INSTRUCTIONS FOR THE TASK:
Search the data for "results". Return each matching line.

(Records from a dataset)
────────────────────────────────────────
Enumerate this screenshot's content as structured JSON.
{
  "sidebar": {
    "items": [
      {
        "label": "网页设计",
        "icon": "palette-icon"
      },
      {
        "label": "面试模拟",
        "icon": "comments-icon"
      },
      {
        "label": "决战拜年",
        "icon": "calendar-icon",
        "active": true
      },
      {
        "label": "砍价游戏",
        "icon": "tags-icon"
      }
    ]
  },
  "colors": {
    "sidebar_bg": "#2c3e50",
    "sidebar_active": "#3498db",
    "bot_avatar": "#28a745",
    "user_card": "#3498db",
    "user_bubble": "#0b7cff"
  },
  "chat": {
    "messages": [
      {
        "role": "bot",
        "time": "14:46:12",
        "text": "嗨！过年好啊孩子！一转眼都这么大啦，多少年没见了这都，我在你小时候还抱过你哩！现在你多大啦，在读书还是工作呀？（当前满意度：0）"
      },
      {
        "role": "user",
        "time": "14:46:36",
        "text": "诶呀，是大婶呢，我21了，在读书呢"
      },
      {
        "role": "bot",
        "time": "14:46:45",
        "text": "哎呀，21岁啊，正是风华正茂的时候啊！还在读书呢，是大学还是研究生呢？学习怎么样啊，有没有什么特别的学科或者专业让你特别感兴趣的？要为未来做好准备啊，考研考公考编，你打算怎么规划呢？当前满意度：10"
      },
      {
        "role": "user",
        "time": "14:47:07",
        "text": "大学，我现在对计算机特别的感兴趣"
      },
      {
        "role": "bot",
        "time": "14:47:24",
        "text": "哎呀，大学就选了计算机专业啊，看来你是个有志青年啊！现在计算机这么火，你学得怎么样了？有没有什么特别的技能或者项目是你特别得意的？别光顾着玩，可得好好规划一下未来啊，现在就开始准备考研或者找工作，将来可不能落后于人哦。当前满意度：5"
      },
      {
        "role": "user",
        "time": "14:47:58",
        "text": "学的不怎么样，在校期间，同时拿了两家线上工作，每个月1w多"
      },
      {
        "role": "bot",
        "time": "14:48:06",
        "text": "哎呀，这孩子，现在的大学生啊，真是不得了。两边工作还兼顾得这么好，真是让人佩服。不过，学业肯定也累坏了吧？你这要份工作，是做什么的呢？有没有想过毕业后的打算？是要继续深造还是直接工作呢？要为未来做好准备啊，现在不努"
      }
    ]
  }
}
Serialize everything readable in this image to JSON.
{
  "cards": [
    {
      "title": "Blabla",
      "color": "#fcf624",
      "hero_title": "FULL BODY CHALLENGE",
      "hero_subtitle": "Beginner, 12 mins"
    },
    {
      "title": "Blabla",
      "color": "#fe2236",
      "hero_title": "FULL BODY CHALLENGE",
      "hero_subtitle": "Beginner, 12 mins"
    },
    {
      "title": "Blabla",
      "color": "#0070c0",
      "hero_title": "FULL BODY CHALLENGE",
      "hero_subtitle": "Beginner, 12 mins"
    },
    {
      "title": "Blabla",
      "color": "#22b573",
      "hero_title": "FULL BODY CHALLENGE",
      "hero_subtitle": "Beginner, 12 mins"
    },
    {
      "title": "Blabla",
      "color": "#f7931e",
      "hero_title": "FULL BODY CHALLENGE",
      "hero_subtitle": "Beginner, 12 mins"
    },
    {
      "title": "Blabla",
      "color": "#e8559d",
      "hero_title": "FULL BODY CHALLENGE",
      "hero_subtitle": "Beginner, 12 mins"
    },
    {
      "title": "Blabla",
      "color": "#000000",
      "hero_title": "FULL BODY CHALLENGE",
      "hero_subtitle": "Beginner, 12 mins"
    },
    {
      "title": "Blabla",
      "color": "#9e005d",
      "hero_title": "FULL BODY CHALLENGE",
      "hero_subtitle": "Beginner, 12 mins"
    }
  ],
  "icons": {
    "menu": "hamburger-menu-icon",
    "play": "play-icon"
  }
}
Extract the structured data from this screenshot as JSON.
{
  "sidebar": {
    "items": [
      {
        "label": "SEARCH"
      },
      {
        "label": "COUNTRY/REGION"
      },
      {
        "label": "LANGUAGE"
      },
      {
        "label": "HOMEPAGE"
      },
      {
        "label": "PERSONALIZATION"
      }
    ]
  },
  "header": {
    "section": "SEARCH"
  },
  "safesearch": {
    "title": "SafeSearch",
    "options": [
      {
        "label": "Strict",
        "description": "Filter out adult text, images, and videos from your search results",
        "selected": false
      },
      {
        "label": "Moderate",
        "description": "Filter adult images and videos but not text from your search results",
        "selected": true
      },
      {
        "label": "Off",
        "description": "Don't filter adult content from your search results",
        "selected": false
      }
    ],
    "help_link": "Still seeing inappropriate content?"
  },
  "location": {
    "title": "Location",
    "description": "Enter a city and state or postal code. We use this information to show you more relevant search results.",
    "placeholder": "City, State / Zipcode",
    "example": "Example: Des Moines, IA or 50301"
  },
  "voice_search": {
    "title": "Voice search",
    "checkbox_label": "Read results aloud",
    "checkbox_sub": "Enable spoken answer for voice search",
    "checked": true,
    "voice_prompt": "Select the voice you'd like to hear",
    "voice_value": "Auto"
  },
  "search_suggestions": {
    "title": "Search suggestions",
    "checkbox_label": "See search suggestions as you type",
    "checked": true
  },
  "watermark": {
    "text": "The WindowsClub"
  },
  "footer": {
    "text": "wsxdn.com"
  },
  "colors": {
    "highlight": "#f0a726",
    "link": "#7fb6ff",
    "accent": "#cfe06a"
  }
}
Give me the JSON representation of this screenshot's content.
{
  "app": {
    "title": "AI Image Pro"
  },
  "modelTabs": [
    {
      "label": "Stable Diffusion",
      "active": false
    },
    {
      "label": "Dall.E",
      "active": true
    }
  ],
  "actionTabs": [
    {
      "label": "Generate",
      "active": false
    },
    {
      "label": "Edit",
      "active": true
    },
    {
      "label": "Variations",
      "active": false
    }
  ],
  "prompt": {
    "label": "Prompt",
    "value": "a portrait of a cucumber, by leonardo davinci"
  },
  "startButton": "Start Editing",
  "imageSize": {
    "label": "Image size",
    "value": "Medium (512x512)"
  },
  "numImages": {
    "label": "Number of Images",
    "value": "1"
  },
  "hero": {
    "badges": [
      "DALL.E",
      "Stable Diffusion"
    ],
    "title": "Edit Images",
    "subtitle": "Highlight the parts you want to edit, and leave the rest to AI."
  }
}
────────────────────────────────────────
REPLY TO THE TASK:
        "description": "Filter out adult text, images, and videos from your search results",
        "description": "Filter adult images and videos but not text from your search results",
        "description": "Don't filter adult content from your search results",
    "description": "Enter a city and state or postal code. We use this information to show you more relevant search results.",
    "checkbox_label": "Read results aloud",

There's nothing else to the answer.